You can be secure in the knowledge that
this game is quite decent
If you're looking for a fun action-oriented game then this game fits the bill fine, if you're a fan of the Frogger franchise or if you're curious how a game of this sort can work with Frogger elements, then I recommend it.  Whatever expectations you have, though, be sure keep them in check, or you may become disappointed.  If you're looking for a plot-driven game rich with themes or one brimming with character development then this game is not for you, but if you're looking for a lighthearted action-oriented adventure game with fun gameplay and occasional challenges then you may find Frogger's Journey: The Forgotten Relic to be enjoyable.
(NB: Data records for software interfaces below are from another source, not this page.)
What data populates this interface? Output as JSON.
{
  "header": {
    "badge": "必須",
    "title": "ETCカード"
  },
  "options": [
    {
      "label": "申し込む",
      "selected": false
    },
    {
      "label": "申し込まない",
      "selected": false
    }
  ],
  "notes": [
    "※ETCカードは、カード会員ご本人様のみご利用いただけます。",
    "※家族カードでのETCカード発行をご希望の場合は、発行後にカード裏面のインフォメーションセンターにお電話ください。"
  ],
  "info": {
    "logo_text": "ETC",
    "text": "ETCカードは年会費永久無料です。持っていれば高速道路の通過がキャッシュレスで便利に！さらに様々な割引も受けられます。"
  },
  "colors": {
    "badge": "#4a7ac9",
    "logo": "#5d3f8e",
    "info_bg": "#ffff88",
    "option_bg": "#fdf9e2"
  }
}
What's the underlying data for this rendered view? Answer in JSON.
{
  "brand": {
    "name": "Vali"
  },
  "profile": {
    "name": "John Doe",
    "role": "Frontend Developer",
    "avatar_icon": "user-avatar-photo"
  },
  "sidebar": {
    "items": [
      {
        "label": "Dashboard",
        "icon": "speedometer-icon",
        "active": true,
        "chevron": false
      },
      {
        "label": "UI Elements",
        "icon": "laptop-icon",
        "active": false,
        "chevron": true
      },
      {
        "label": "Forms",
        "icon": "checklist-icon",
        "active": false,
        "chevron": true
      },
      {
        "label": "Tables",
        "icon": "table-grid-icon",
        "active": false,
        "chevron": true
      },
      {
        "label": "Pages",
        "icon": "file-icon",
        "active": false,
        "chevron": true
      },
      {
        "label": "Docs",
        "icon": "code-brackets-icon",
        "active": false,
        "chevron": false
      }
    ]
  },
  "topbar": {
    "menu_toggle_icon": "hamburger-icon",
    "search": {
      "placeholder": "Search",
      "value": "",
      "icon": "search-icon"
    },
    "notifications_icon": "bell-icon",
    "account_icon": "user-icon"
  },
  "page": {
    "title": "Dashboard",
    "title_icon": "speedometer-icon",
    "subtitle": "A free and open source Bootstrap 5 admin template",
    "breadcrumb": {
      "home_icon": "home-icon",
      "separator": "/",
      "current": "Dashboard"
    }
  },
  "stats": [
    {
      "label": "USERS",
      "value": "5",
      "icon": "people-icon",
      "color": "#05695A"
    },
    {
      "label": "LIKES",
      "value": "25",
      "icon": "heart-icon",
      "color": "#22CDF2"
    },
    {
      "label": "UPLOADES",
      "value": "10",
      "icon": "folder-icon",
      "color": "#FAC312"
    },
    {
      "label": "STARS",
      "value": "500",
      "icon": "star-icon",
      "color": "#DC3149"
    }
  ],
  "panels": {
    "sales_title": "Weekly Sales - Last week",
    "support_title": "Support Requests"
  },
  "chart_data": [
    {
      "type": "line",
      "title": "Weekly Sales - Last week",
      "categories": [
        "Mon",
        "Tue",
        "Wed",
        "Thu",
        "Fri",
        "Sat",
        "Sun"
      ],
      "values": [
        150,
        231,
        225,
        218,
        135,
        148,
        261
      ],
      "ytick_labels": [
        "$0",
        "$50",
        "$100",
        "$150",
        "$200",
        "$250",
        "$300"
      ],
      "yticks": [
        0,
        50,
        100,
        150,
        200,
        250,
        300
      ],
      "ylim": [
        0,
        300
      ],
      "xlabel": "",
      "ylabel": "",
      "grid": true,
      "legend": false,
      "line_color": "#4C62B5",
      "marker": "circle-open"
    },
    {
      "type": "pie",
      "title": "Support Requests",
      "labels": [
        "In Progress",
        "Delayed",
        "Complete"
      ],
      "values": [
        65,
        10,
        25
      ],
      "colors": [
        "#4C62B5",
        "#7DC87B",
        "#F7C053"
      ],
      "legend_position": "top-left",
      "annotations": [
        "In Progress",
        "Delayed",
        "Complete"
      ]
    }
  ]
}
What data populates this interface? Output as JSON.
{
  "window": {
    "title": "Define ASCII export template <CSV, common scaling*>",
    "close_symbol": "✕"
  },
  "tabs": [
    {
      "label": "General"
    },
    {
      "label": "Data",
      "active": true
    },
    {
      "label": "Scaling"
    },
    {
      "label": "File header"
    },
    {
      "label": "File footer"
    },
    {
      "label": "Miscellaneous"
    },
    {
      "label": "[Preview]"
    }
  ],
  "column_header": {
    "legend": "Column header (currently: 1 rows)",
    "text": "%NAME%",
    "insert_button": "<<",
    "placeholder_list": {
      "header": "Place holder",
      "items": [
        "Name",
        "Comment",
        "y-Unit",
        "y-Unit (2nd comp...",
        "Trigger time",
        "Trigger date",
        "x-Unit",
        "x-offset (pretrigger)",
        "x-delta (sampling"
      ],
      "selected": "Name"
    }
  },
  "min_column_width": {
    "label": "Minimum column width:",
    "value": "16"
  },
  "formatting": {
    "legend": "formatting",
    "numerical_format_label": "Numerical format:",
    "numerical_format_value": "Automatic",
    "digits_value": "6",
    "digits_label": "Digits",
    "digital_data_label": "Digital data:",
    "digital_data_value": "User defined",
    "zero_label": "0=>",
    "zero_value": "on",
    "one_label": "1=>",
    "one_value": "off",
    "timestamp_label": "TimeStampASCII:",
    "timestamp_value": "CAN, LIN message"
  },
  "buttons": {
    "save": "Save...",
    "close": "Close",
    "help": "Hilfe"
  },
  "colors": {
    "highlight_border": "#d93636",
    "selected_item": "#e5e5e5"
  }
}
My Personal Score: 6.5/10
d(^-^)bTO EACH THEIR OWNd(^-^)b
P.S. Next game I'll review will be a simpler one to talk about, hopefully...

P.S. 2 At one point Frogger remarks to Leona that he and OPART are "like buddies" which I found endearing because in a way they kind of are.

P.S. 3 Recently I saw Jon Turteltaub of National Treasure fame's The Meg in an IMAX theatre, and I thought it was a fun ride.  Silly at points, sure, but it didn't make some of its scenes any less suspenseful, and Jason Statham was a great lead.  Between John Krasinki in A Quiet Place (really good movie, by the way, genuinely intense) four months ago and Rainn Wilson in The Meg, it's great to see some of my favorite actors from The Office on the big screen this year.  =)

Happy 15h Anniversary, Frogger's Journey!!!  =)

Thank you for reading my review, please leave me a comment and let me know what you think (neither spam nor NSFW language will be allowed on my blog); hope you have a great day, take care!  =)
Because I'm generous (and because you don't see these kinds of shots in Game Boy Advance titles often), I'm going to upload this image, one, more, time!